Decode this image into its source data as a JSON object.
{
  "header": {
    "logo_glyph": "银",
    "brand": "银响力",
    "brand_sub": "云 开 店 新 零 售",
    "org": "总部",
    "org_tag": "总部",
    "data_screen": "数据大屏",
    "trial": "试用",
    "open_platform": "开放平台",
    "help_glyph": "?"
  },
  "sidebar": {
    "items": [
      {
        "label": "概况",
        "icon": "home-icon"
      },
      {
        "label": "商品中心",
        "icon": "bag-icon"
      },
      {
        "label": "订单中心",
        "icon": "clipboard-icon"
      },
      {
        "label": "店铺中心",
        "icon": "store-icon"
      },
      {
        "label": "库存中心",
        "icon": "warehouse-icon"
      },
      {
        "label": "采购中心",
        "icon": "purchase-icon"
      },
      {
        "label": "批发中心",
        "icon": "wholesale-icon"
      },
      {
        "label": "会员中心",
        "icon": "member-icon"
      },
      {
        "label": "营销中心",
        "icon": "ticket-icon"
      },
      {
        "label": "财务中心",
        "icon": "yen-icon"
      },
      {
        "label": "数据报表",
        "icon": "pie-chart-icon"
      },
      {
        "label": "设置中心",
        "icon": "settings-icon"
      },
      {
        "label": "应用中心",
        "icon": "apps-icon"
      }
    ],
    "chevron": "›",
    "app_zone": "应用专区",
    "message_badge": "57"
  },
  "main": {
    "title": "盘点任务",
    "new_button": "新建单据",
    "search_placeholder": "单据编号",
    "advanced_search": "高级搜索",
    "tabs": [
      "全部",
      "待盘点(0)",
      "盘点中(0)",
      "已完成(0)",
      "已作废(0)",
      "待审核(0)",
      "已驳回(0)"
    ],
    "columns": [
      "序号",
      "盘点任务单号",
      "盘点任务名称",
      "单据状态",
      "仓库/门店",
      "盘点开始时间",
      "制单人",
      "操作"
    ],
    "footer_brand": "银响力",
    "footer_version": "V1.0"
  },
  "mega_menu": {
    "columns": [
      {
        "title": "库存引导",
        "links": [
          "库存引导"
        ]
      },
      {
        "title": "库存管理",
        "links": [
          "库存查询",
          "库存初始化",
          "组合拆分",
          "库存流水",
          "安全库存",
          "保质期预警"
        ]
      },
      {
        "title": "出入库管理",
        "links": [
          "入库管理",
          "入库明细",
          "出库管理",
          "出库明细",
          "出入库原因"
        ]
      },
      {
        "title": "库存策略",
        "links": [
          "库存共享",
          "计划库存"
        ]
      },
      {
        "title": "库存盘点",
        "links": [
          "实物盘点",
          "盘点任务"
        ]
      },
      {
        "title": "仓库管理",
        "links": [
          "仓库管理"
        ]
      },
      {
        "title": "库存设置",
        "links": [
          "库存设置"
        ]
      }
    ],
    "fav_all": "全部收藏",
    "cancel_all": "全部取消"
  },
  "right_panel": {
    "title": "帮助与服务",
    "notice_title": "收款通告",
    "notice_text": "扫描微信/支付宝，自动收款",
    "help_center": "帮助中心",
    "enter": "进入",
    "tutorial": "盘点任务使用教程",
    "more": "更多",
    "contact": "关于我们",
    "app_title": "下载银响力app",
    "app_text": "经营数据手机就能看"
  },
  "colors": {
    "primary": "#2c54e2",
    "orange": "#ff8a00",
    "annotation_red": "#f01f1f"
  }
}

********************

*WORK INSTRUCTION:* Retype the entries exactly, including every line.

*TASK RESPONSE:*
Decode this image into its source data as a JSON object.
{
  "header": {
    "logo_glyph": "银",
    "brand": "银响力",
    "brand_sub": "云 开 店 新 零 售",
    "org": "总部",
    "org_tag": "总部",
    "data_screen": "数据大屏",
    "trial": "试用",
    "open_platform": "开放平台",
    "help_glyph": "?"
  },
  "sidebar": {
    "items": [
      {
        "label": "概况",
        "icon": "home-icon"
      },
      {
        "label": "商品中心",
        "icon": "bag-icon"
      },
      {
        "label": "订单中心",
        "icon": "clipboard-icon"
      },
      {
        "label": "店铺中心",
        "icon": "store-icon"
      },
      {
        "label": "库存中心",
        "icon": "warehouse-icon"
      },
      {
        "label": "采购中心",
        "icon": "purchase-icon"
      },
      {
        "label": "批发中心",
        "icon": "wholesale-icon"
      },
      {
        "label": "会员中心",
        "icon": "member-icon"
      },
      {
        "label": "营销中心",
        "icon": "ticket-icon"
      },
      {
        "label": "财务中心",
        "icon": "yen-icon"
      },
      {
        "label": "数据报表",
        "icon": "pie-chart-icon"
      },
      {
        "label": "设置中心",
        "icon": "settings-icon"
      },
      {
        "label": "应用中心",
        "icon": "apps-icon"
      }
    ],
    "chevron": "›",
    "app_zone": "应用专区",
    "message_badge": "57"
  },
  "main": {
    "title": "盘点任务",
    "new_button": "新建单据",
    "search_placeholder": "单据编号",
    "advanced_search": "高级搜索",
    "tabs": [
      "全部",
      "待盘点(0)",
      "盘点中(0)",
      "已完成(0)",
      "已作废(0)",
      "待审核(0)",
      "已驳回(0)"
    ],
    "columns": [
      "序号",
      "盘点任务单号",
      "盘点任务名称",
      "单据状态",
      "仓库/门店",
      "盘点开始时间",
      "制单人",
      "操作"
    ],
    "footer_brand": "银响力",
    "footer_version": "V1.0"
  },
  "mega_menu": {
    "columns": [
      {
        "title": "库存引导",
        "links": [
          "库存引导"
        ]
      },
      {
        "title": "库存管理",
        "links": [
          "库存查询",
          "库存初始化",
          "组合拆分",
          "库存流水",
          "安全库存",
          "保质期预警"
        ]
      },
      {
        "title": "出入库管理",
        "links": [
          "入库管理",
          "入库明细",
          "出库管理",
          "出库明细",
          "出入库原因"
        ]
      },
      {
        "title": "库存策略",
        "links": [
          "库存共享",
          "计划库存"
        ]
      },
      {
        "title": "库存盘点",
        "links": [
          "实物盘点",
          "盘点任务"
        ]
      },
      {
        "title": "仓库管理",
        "links": [
          "仓库管理"
        ]
      },
      {
        "title": "库存设置",
        "links": [
          "库存设置"
        ]
      }
    ],
    "fav_all": "全部收藏",
    "cancel_all": "全部取消"
  },
  "right_panel": {
    "title": "帮助与服务",
    "notice_title": "收款通告",
    "notice_text": "扫描微信/支付宝，自动收款",
    "help_center": "帮助中心",
    "enter": "进入",
    "tutorial": "盘点任务使用教程",
    "more": "更多",
    "contact": "关于我们",
    "app_title": "下载银响力app",
    "app_text": "经营数据手机就能看"
  },
  "colors": {
    "primary": "#2c54e2",
    "orange": "#ff8a00",
    "annotation_red": "#f01f1f"
  }
}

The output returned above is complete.